*** Opening Records for this task ***

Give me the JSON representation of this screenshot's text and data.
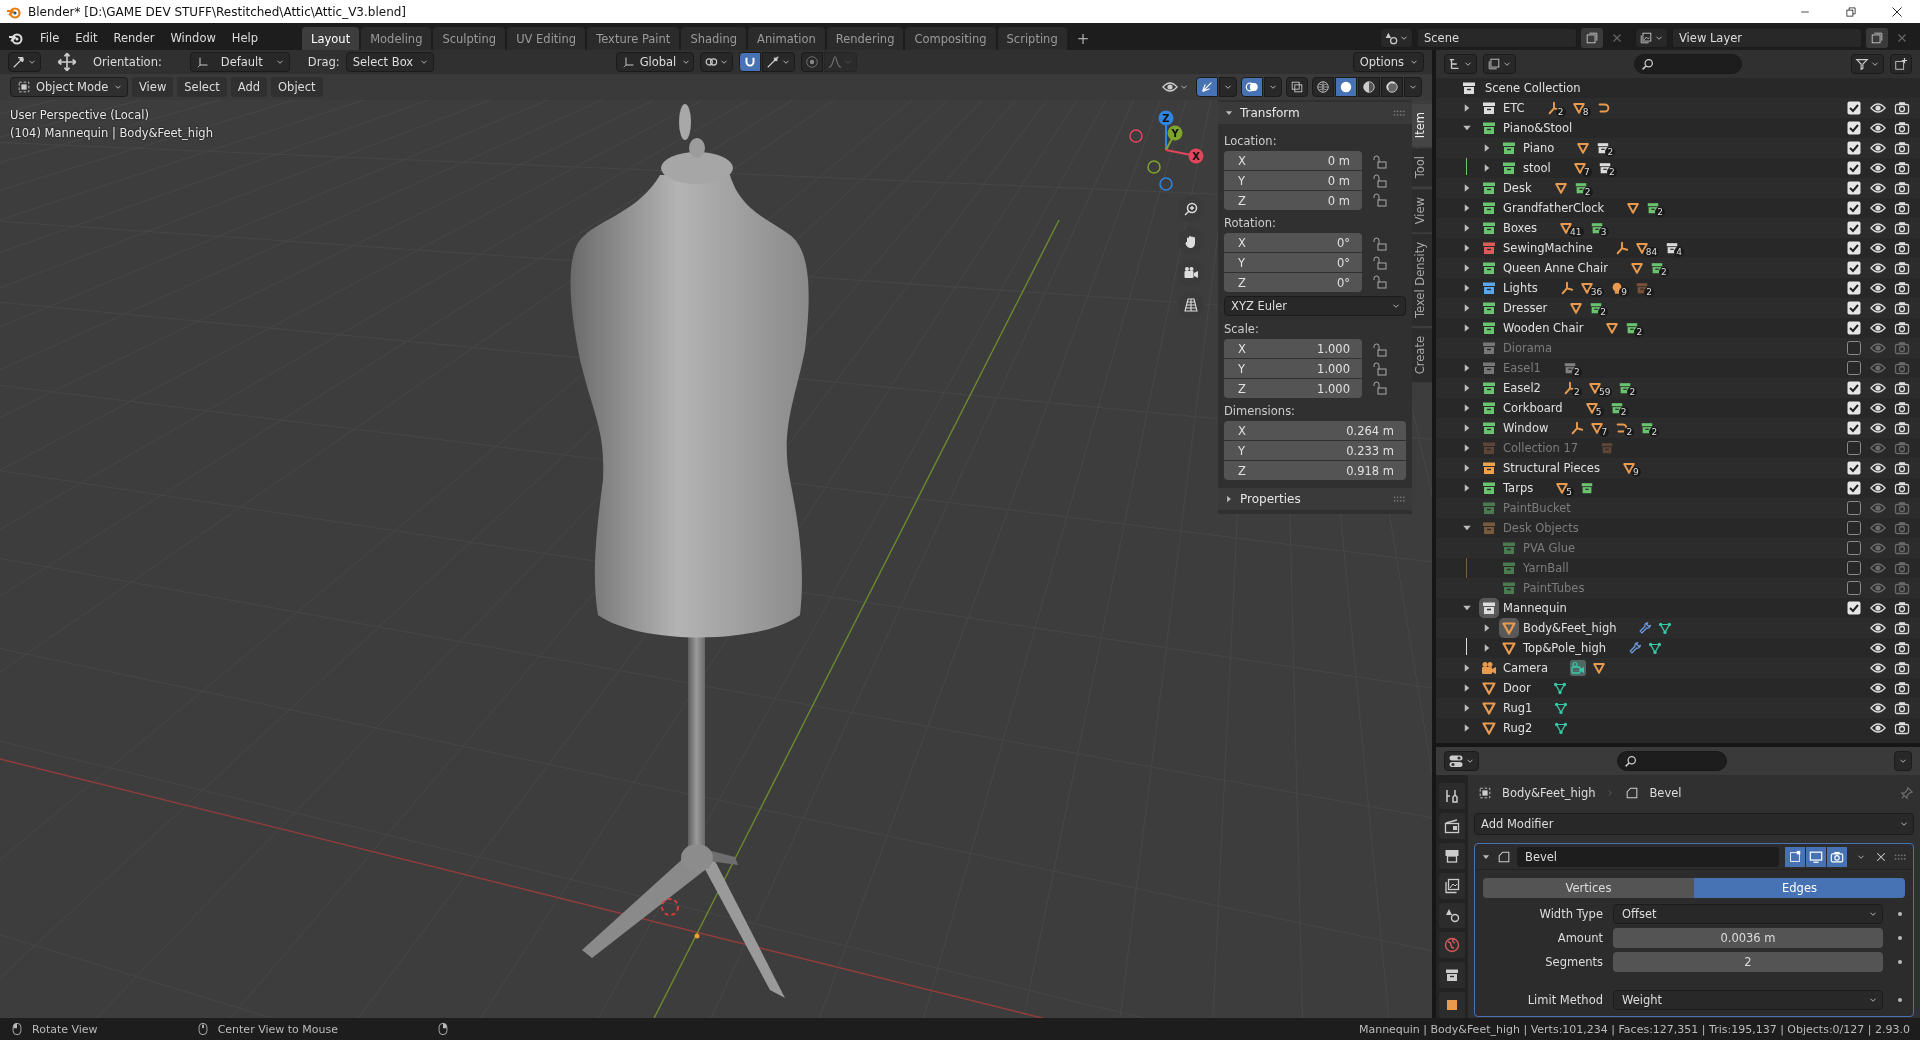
{
  "window": {
    "title": "Blender* [D:\\GAME DEV STUFF\\Restitched\\Attic\\Attic_V3.blend]"
  },
  "menu": [
    "File",
    "Edit",
    "Render",
    "Window",
    "Help"
  ],
  "workspaces": [
    {
      "label": "Layout",
      "selected": true
    },
    {
      "label": "Modeling",
      "selected": false
    },
    {
      "label": "Sculpting",
      "selected": false
    },
    {
      "label": "UV Editing",
      "selected": false
    },
    {
      "label": "Texture Paint",
      "selected": false
    },
    {
      "label": "Shading",
      "selected": false
    },
    {
      "label": "Animation",
      "selected": false
    },
    {
      "label": "Rendering",
      "selected": false
    },
    {
      "label": "Compositing",
      "selected": false
    },
    {
      "label": "Scripting",
      "selected": false
    }
  ],
  "add_workspace": "+",
  "scene": {
    "name": "Scene"
  },
  "view_layer": {
    "name": "View Layer"
  },
  "tool_header": {
    "orientation_label": "Orientation:",
    "orientation": "Default",
    "drag_label": "Drag:",
    "drag": "Select Box",
    "transform_orientation": "Global",
    "snap": true,
    "proportional_editing": false,
    "options": "Options"
  },
  "viewport_header": {
    "mode": "Object Mode",
    "menus": [
      "View",
      "Select",
      "Add",
      "Object"
    ],
    "gizmos": true,
    "overlays": true,
    "xray": false,
    "shading": [
      {
        "kind": "wireframe",
        "selected": false
      },
      {
        "kind": "solid",
        "selected": true
      },
      {
        "kind": "material",
        "selected": false
      },
      {
        "kind": "rendered",
        "selected": false
      }
    ]
  },
  "viewport": {
    "view_name": "User Perspective (Local)",
    "object_info": "(104) Mannequin | Body&Feet_high",
    "gizmo_axes": [
      {
        "label": "X",
        "color": "#e0475c"
      },
      {
        "label": "Y",
        "color": "#7ea42d"
      },
      {
        "label": "Z",
        "color": "#2f85e0"
      }
    ]
  },
  "sidebar": {
    "tabs": [
      {
        "label": "Item",
        "selected": true
      },
      {
        "label": "Tool",
        "selected": false
      },
      {
        "label": "View",
        "selected": false
      },
      {
        "label": "Texel Density",
        "selected": false
      },
      {
        "label": "Create",
        "selected": false
      }
    ],
    "panels": [
      {
        "title": "Transform",
        "expanded": true,
        "groups": [
          {
            "label": "Location:",
            "fields": [
              {
                "axis": "X",
                "value": "0 m",
                "locked": false
              },
              {
                "axis": "Y",
                "value": "0 m",
                "locked": false
              },
              {
                "axis": "Z",
                "value": "0 m",
                "locked": false
              }
            ]
          },
          {
            "label": "Rotation:",
            "mode": "XYZ Euler",
            "fields": [
              {
                "axis": "X",
                "value": "0°",
                "locked": false
              },
              {
                "axis": "Y",
                "value": "0°",
                "locked": false
              },
              {
                "axis": "Z",
                "value": "0°",
                "locked": false
              }
            ]
          },
          {
            "label": "Scale:",
            "fields": [
              {
                "axis": "X",
                "value": "1.000",
                "locked": false
              },
              {
                "axis": "Y",
                "value": "1.000",
                "locked": false
              },
              {
                "axis": "Z",
                "value": "1.000",
                "locked": false
              }
            ]
          },
          {
            "label": "Dimensions:",
            "fields": [
              {
                "axis": "X",
                "value": "0.264 m"
              },
              {
                "axis": "Y",
                "value": "0.233 m"
              },
              {
                "axis": "Z",
                "value": "0.918 m"
              }
            ]
          }
        ]
      },
      {
        "title": "Properties",
        "expanded": false
      }
    ]
  },
  "outliner": {
    "root": {
      "name": "Scene Collection",
      "children": [
        {
          "name": "ETC",
          "kind": "collection",
          "color": "#dddddd",
          "expanded": false,
          "checked": true,
          "active": false,
          "badges": [
            {
              "kind": "armature",
              "count": "2"
            },
            {
              "kind": "mesh",
              "count": "8"
            },
            {
              "kind": "curve"
            }
          ]
        },
        {
          "name": "Piano&Stool",
          "kind": "collection",
          "color": "#6ac46f",
          "expanded": true,
          "checked": true,
          "active": false,
          "children": [
            {
              "name": "Piano",
              "kind": "collection",
              "color": "#6ac46f",
              "expanded": false,
              "checked": true,
              "active": false,
              "badges": [
                {
                  "kind": "mesh"
                },
                {
                  "kind": "collection",
                  "color": "#dddddd",
                  "count": "2"
                }
              ]
            },
            {
              "name": "stool",
              "kind": "collection",
              "color": "#6ac46f",
              "expanded": false,
              "checked": true,
              "active": false,
              "badges": [
                {
                  "kind": "mesh",
                  "count": "7"
                },
                {
                  "kind": "collection",
                  "color": "#dddddd",
                  "count": "2"
                }
              ]
            }
          ]
        },
        {
          "name": "Desk",
          "kind": "collection",
          "color": "#6ac46f",
          "expanded": false,
          "checked": true,
          "active": false,
          "badges": [
            {
              "kind": "mesh"
            },
            {
              "kind": "collection",
              "color": "#6ac46f",
              "count": "2"
            }
          ]
        },
        {
          "name": "GrandfatherClock",
          "kind": "collection",
          "color": "#6ac46f",
          "expanded": false,
          "checked": true,
          "active": false,
          "badges": [
            {
              "kind": "mesh"
            },
            {
              "kind": "collection",
              "color": "#6ac46f",
              "count": "2"
            }
          ]
        },
        {
          "name": "Boxes",
          "kind": "collection",
          "color": "#6ac46f",
          "expanded": false,
          "checked": true,
          "active": false,
          "badges": [
            {
              "kind": "mesh",
              "count": "41"
            },
            {
              "kind": "collection",
              "color": "#6ac46f",
              "count": "3"
            }
          ]
        },
        {
          "name": "SewingMachine",
          "kind": "collection",
          "color": "#e05a5a",
          "expanded": false,
          "checked": true,
          "active": false,
          "badges": [
            {
              "kind": "armature"
            },
            {
              "kind": "mesh",
              "count": "84"
            },
            {
              "kind": "collection",
              "color": "#dddddd",
              "count": "4"
            }
          ]
        },
        {
          "name": "Queen Anne Chair",
          "kind": "collection",
          "color": "#6ac46f",
          "expanded": false,
          "checked": true,
          "active": false,
          "badges": [
            {
              "kind": "mesh"
            },
            {
              "kind": "collection",
              "color": "#6ac46f",
              "count": "2"
            }
          ]
        },
        {
          "name": "Lights",
          "kind": "collection",
          "color": "#5aa6e8",
          "expanded": false,
          "checked": true,
          "active": false,
          "badges": [
            {
              "kind": "armature"
            },
            {
              "kind": "mesh",
              "count": "36"
            },
            {
              "kind": "light",
              "count": "9"
            },
            {
              "kind": "collection",
              "color": "#7a5038",
              "count": "2"
            }
          ]
        },
        {
          "name": "Dresser",
          "kind": "collection",
          "color": "#6ac46f",
          "expanded": false,
          "checked": true,
          "active": false,
          "badges": [
            {
              "kind": "mesh"
            },
            {
              "kind": "collection",
              "color": "#6ac46f",
              "count": "2"
            }
          ]
        },
        {
          "name": "Wooden Chair",
          "kind": "collection",
          "color": "#6ac46f",
          "expanded": false,
          "checked": true,
          "active": false,
          "badges": [
            {
              "kind": "mesh"
            },
            {
              "kind": "collection",
              "color": "#6ac46f",
              "count": "2"
            }
          ]
        },
        {
          "name": "Diorama",
          "kind": "collection",
          "color": "#777777",
          "checked": false,
          "active": false
        },
        {
          "name": "Easel1",
          "kind": "collection",
          "color": "#777777",
          "expanded": false,
          "checked": false,
          "active": false,
          "badges": [
            {
              "kind": "collection",
              "color": "#808080",
              "count": "2"
            }
          ]
        },
        {
          "name": "Easel2",
          "kind": "collection",
          "color": "#6ac46f",
          "expanded": false,
          "checked": true,
          "active": false,
          "badges": [
            {
              "kind": "armature",
              "count": "2"
            },
            {
              "kind": "mesh",
              "count": "59"
            },
            {
              "kind": "collection",
              "color": "#6ac46f",
              "count": "2"
            }
          ]
        },
        {
          "name": "Corkboard",
          "kind": "collection",
          "color": "#6ac46f",
          "expanded": false,
          "checked": true,
          "active": false,
          "badges": [
            {
              "kind": "mesh",
              "count": "5"
            },
            {
              "kind": "collection",
              "color": "#6ac46f",
              "count": "2"
            }
          ]
        },
        {
          "name": "Window",
          "kind": "collection",
          "color": "#6ac46f",
          "expanded": false,
          "checked": true,
          "active": false,
          "badges": [
            {
              "kind": "armature"
            },
            {
              "kind": "mesh",
              "count": "7"
            },
            {
              "kind": "curve",
              "count": "2"
            },
            {
              "kind": "collection",
              "color": "#6ac46f",
              "count": "2"
            }
          ]
        },
        {
          "name": "Collection 17",
          "kind": "collection",
          "color": "#5e4538",
          "expanded": false,
          "checked": false,
          "active": false,
          "badges": [
            {
              "kind": "collection",
              "color": "#5e4538"
            }
          ]
        },
        {
          "name": "Structural Pieces",
          "kind": "collection",
          "color": "#f0a24c",
          "expanded": false,
          "checked": true,
          "active": false,
          "badges": [
            {
              "kind": "mesh",
              "count": "9"
            }
          ]
        },
        {
          "name": "Tarps",
          "kind": "collection",
          "color": "#6ac46f",
          "expanded": false,
          "checked": true,
          "active": false,
          "badges": [
            {
              "kind": "mesh",
              "count": "5"
            },
            {
              "kind": "collection",
              "color": "#6ac46f"
            }
          ]
        },
        {
          "name": "PaintBucket",
          "kind": "collection",
          "color": "#4b7a51",
          "checked": false,
          "active": false
        },
        {
          "name": "Desk Objects",
          "kind": "collection",
          "color": "#7a5a3c",
          "expanded": true,
          "checked": false,
          "active": false,
          "children": [
            {
              "name": "PVA Glue",
              "kind": "collection",
              "color": "#4b7a51",
              "checked": false,
              "active": false
            },
            {
              "name": "YarnBall",
              "kind": "collection",
              "color": "#4b7a51",
              "checked": false,
              "active": false
            },
            {
              "name": "PaintTubes",
              "kind": "collection",
              "color": "#4b7a51",
              "checked": false,
              "active": false
            }
          ]
        },
        {
          "name": "Mannequin",
          "kind": "collection",
          "color": "#dddddd",
          "expanded": true,
          "checked": true,
          "active": true,
          "children": [
            {
              "name": "Body&Feet_high",
              "kind": "mesh_object",
              "expanded": false,
              "active": true,
              "badges": [
                {
                  "kind": "modifier"
                },
                {
                  "kind": "mesh_data"
                }
              ]
            },
            {
              "name": "Top&Pole_high",
              "kind": "mesh_object",
              "expanded": false,
              "active": false,
              "badges": [
                {
                  "kind": "modifier"
                },
                {
                  "kind": "mesh_data"
                }
              ]
            }
          ]
        },
        {
          "name": "Camera",
          "kind": "camera_object",
          "expanded": false,
          "active": false,
          "badges": [
            {
              "kind": "camera_data"
            },
            {
              "kind": "mesh"
            }
          ]
        },
        {
          "name": "Door",
          "kind": "mesh_object",
          "expanded": false,
          "active": false,
          "badges": [
            {
              "kind": "mesh_data"
            }
          ]
        },
        {
          "name": "Rug1",
          "kind": "mesh_object",
          "expanded": false,
          "active": false,
          "badges": [
            {
              "kind": "mesh_data"
            }
          ]
        },
        {
          "name": "Rug2",
          "kind": "mesh_object",
          "expanded": false,
          "active": false,
          "badges": [
            {
              "kind": "mesh_data"
            }
          ]
        }
      ]
    }
  },
  "properties": {
    "tabs": [
      {
        "kind": "tool",
        "selected": false
      },
      {
        "kind": "render",
        "selected": false
      },
      {
        "kind": "output",
        "selected": false
      },
      {
        "kind": "view_layer",
        "selected": false
      },
      {
        "kind": "scene",
        "selected": false
      },
      {
        "kind": "world",
        "selected": false
      },
      {
        "kind": "collection",
        "selected": false
      },
      {
        "kind": "object",
        "selected": false
      }
    ],
    "breadcrumb": {
      "object": "Body&Feet_high",
      "modifier": "Bevel"
    },
    "add_modifier": "Add Modifier",
    "modifier": {
      "name": "Bevel",
      "expanded": true,
      "edit_mode": true,
      "show_viewport": true,
      "render": true,
      "affect": [
        {
          "label": "Vertices",
          "selected": false
        },
        {
          "label": "Edges",
          "selected": true
        }
      ],
      "props": [
        {
          "label": "Width Type",
          "kind": "dropdown",
          "value": "Offset"
        },
        {
          "label": "Amount",
          "kind": "number",
          "value": "0.0036 m"
        },
        {
          "label": "Segments",
          "kind": "number",
          "value": "2"
        },
        {
          "label": "Limit Method",
          "kind": "dropdown",
          "value": "Weight"
        }
      ]
    }
  },
  "status": {
    "hints": [
      {
        "kind": "left_mouse",
        "label": "Rotate View"
      },
      {
        "kind": "middle_mouse",
        "label": "Center View to Mouse"
      },
      {
        "kind": "right_mouse"
      }
    ],
    "stats": "Mannequin | Body&Feet_high | Verts:101,234 | Faces:127,351 | Tris:195,137 | Objects:0/127 | 2.93.0"
  }
}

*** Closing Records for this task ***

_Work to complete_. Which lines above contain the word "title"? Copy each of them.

_The completed task_.
    "title": "Blender* [D:\\GAME DEV STUFF\\Restitched\\Attic\\Attic_V3.blend]"
        "title": "Transform",
        "title": "Properties",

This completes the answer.